The Québecois classic poutine is composed of crispy, skin-on, thick-cut fries smothered in slightly spicy beef gravy and sprinkled with cheddar cheese curds. The heat from the gravy slowly melts the curds to create a messy pile of blissful potatoes. No-Li Brewhouse's poutine strongly resembles the original recipe, with the addition of some welcome local flair.
Here, the fries are smothered in Wrecking Ball Imperial Stout mushroom gravy, sprinkled with shredded Tillamook smoked cheddar and finished with fine bits of chive. Bite after bite, the malty tang of the stout shines through, pairing with the mushrooms to produce a robust mouthful. The smokiness of the cheddar and sweetness of the chives give the poutine dimension, making this delicious dish seem more like a hearty stew and less like a plate of fries.
Bartender Brandon Secor has seen a definite rise in the popularity of poutine, claiming it is often ordered as a stand-alone meal alongside No-Li's popular microbrews.
Herbed Garlic Fries
"Some customers say these are the best fries they've ever had in their life," says bar manager Curtis Day, and we can confirm he's not exaggerating. The presence of a fried egg on top of a mound of crispy fries invokes thoughts of breakfast and the perfect hangover cure, but this delectable combination is welcome at the dinner table. The fries also serve as late-night bar food, though Day has rarely seen anyone take down an entire plate at any time of the day without help. The presentation is almost too lovely to destroy, but slicing into the perfectly cooked over-easy egg allows the velvety yolk to slowly seep through the potato pile and combine with the sharp cheddar Mornay, a variation on traditional Béchamel. As the elements combine, the fries take on a consistency of heavenly mashed potatoes spiked with fiery bits of garlic.
We were so convinced that there was a layer of mashed potatoes hidden in the middle that we kept eating and eating until they were gone. This wasn't the first time we've eaten these amazing fries, and it definitely won't be the last.
Glancing through the menu at Downriver Grill, one notes the innovative use of local and seasonal ingredients, but it's easy to keep coming back to the words Gorgonzola cream. Having experience with the filling effects of both Gorgonzola and cream, we armed ourselves with glasses of heart-healthy cabernet and ordered the fries. With their arrival, a hush came over us.

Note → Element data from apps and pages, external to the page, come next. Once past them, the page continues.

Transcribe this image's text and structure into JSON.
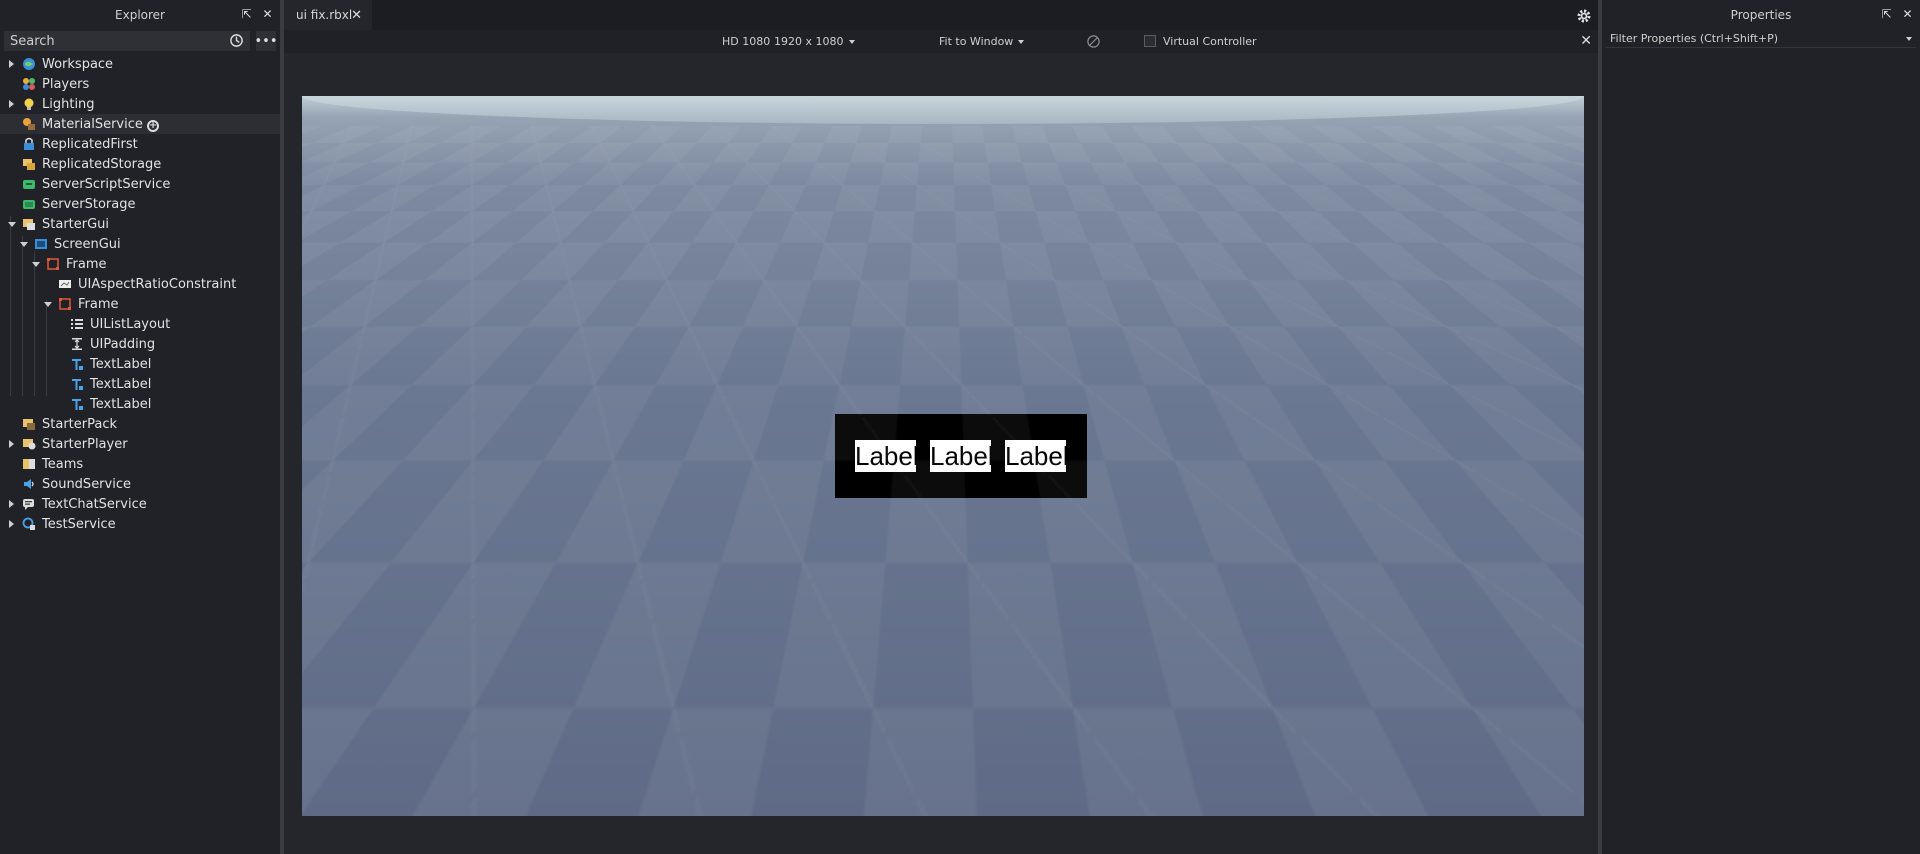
{
  "explorer": {
    "title": "Explorer",
    "search_placeholder": "Search",
    "more_label": "•••",
    "items": [
      {
        "label": "Workspace",
        "icon": "workspace-icon"
      },
      {
        "label": "Players",
        "icon": "players-icon"
      },
      {
        "label": "Lighting",
        "icon": "lighting-icon"
      },
      {
        "label": "MaterialService",
        "icon": "material-service-icon"
      },
      {
        "label": "ReplicatedFirst",
        "icon": "replicated-first-icon"
      },
      {
        "label": "ReplicatedStorage",
        "icon": "replicated-storage-icon"
      },
      {
        "label": "ServerScriptService",
        "icon": "server-script-service-icon"
      },
      {
        "label": "ServerStorage",
        "icon": "server-storage-icon"
      },
      {
        "label": "StarterGui",
        "icon": "starter-gui-icon"
      },
      {
        "label": "ScreenGui",
        "icon": "screen-gui-icon"
      },
      {
        "label": "Frame",
        "icon": "frame-icon"
      },
      {
        "label": "UIAspectRatioConstraint",
        "icon": "aspect-ratio-icon"
      },
      {
        "label": "Frame",
        "icon": "frame-icon"
      },
      {
        "label": "UIListLayout",
        "icon": "list-layout-icon"
      },
      {
        "label": "UIPadding",
        "icon": "padding-icon"
      },
      {
        "label": "TextLabel",
        "icon": "text-label-icon"
      },
      {
        "label": "TextLabel",
        "icon": "text-label-icon"
      },
      {
        "label": "TextLabel",
        "icon": "text-label-icon"
      },
      {
        "label": "StarterPack",
        "icon": "starter-pack-icon"
      },
      {
        "label": "StarterPlayer",
        "icon": "starter-player-icon"
      },
      {
        "label": "Teams",
        "icon": "teams-icon"
      },
      {
        "label": "SoundService",
        "icon": "sound-service-icon"
      },
      {
        "label": "TextChatService",
        "icon": "text-chat-service-icon"
      },
      {
        "label": "TestService",
        "icon": "test-service-icon"
      }
    ]
  },
  "editor": {
    "tab_label": "ui fix.rbxl",
    "device": "HD 1080",
    "resolution": "1920 x 1080",
    "fit": "Fit to Window",
    "virtual_controller": "Virtual Controller",
    "labels": [
      "Label",
      "Label",
      "Label"
    ]
  },
  "properties": {
    "title": "Properties",
    "filter_placeholder": "Filter Properties (Ctrl+Shift+P)"
  },
  "colors": {
    "panel_bg": "#202227",
    "viewport_frame": "#000000",
    "label_bg": "#ffffff"
  }
}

The cross-cut fries were bursting out of the bowl, gently dressed as promised with the luxurious Gorgonzola cream. A healthy sprinkling of black pepper was dusted throughout, cutting through the heavy cream sauce. We were hooked at first bite. The Gorgonzola fries are perfect as a meal or an appetizer to share, but don't expect to order these and have room for dessert.
"We call these the dessert killer fries," says bartender Aaron Sweatt.
The best part? There's not a soggy potato in the bunch.♦